■ Your goal ■
Give back every record verbatim, but not the pictures.

■ Provided data ■
--- START ---

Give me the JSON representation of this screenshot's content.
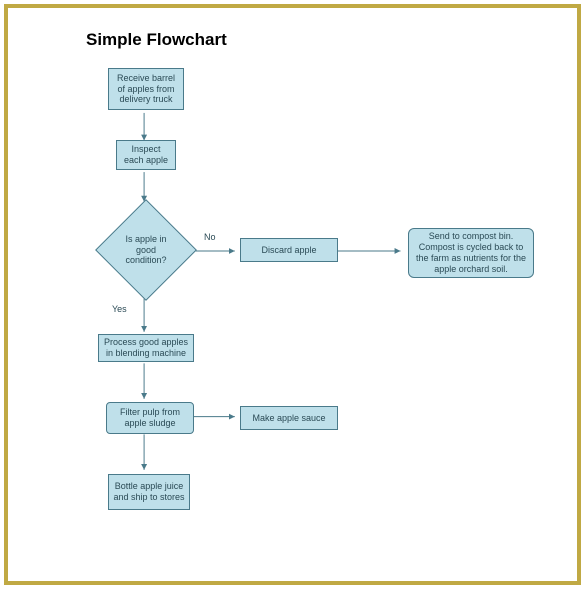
{
  "title": "Simple Flowchart",
  "nodes": {
    "receive": "Receive barrel of apples from delivery truck",
    "inspect": "Inspect each apple",
    "decision": "Is apple in good condition?",
    "discard": "Discard apple",
    "compost": "Send to compost bin. Compost is cycled back to the farm as nutrients for the apple orchard soil.",
    "process": "Process good apples in blending machine",
    "filter": "Filter pulp from apple sludge",
    "sauce": "Make apple sauce",
    "bottle": "Bottle apple juice and ship to stores"
  },
  "edgeLabels": {
    "no": "No",
    "yes": "Yes"
  },
  "colors": {
    "border": "#c0a944",
    "nodeFill": "#bfe0ea",
    "nodeStroke": "#4a7a8a"
  },
  "chart_data": {
    "type": "flowchart",
    "title": "Simple Flowchart",
    "nodes": [
      {
        "id": "receive",
        "type": "process",
        "label": "Receive barrel of apples from delivery truck"
      },
      {
        "id": "inspect",
        "type": "process",
        "label": "Inspect each apple"
      },
      {
        "id": "decision",
        "type": "decision",
        "label": "Is apple in good condition?"
      },
      {
        "id": "discard",
        "type": "process",
        "label": "Discard apple"
      },
      {
        "id": "compost",
        "type": "annotation",
        "label": "Send to compost bin. Compost is cycled back to the farm as nutrients for the apple orchard soil."
      },
      {
        "id": "process",
        "type": "process",
        "label": "Process good apples in blending machine"
      },
      {
        "id": "filter",
        "type": "process",
        "label": "Filter pulp from apple sludge"
      },
      {
        "id": "sauce",
        "type": "process",
        "label": "Make apple sauce"
      },
      {
        "id": "bottle",
        "type": "process",
        "label": "Bottle apple juice and ship to stores"
      }
    ],
    "edges": [
      {
        "from": "receive",
        "to": "inspect"
      },
      {
        "from": "inspect",
        "to": "decision"
      },
      {
        "from": "decision",
        "to": "discard",
        "label": "No"
      },
      {
        "from": "discard",
        "to": "compost"
      },
      {
        "from": "decision",
        "to": "process",
        "label": "Yes"
      },
      {
        "from": "process",
        "to": "filter"
      },
      {
        "from": "filter",
        "to": "sauce"
      },
      {
        "from": "filter",
        "to": "bottle"
      }
    ]
  }
}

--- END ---

■ Answer to this problem ■
Give me the JSON representation of this screenshot's content.
{
  "title": "Simple Flowchart",
  "nodes": {
    "receive": "Receive barrel of apples from delivery truck",
    "inspect": "Inspect each apple",
    "decision": "Is apple in good condition?",
    "discard": "Discard apple",
    "compost": "Send to compost bin. Compost is cycled back to the farm as nutrients for the apple orchard soil.",
    "process": "Process good apples in blending machine",
    "filter": "Filter pulp from apple sludge",
    "sauce": "Make apple sauce",
    "bottle": "Bottle apple juice and ship to stores"
  },
  "edgeLabels": {
    "no": "No",
    "yes": "Yes"
  },
  "colors": {
    "border": "#c0a944",
    "nodeFill": "#bfe0ea",
    "nodeStroke": "#4a7a8a"
  },
  "chart_data": {
    "type": "flowchart",
    "title": "Simple Flowchart",
    "nodes": [
      {
        "id": "receive",
        "type": "process",
        "label": "Receive barrel of apples from delivery truck"
      },
      {
        "id": "inspect",
        "type": "process",
        "label": "Inspect each apple"
      },
      {
        "id": "decision",
        "type": "decision",
        "label": "Is apple in good condition?"
      },
      {
        "id": "discard",
        "type": "process",
        "label": "Discard apple"
      },
      {
        "id": "compost",
        "type": "annotation",
        "label": "Send to compost bin. Compost is cycled back to the farm as nutrients for the apple orchard soil."
      },
      {
        "id": "process",
        "type": "process",
        "label": "Process good apples in blending machine"
      },
      {
        "id": "filter",
        "type": "process",
        "label": "Filter pulp from apple sludge"
      },
      {
        "id": "sauce",
        "type": "process",
        "label": "Make apple sauce"
      },
      {
        "id": "bottle",
        "type": "process",
        "label": "Bottle apple juice and ship to stores"
      }
    ],
    "edges": [
      {
        "from": "receive",
        "to": "inspect"
      },
      {
        "from": "inspect",
        "to": "decision"
      },
      {
        "from": "decision",
        "to": "discard",
        "label": "No"
      },
      {
        "from": "discard",
        "to": "compost"
      },
      {
        "from": "decision",
        "to": "process",
        "label": "Yes"
      },
      {
        "from": "process",
        "to": "filter"
      },
      {
        "from": "filter",
        "to": "sauce"
      },
      {
        "from": "filter",
        "to": "bottle"
      }
    ]
  }
}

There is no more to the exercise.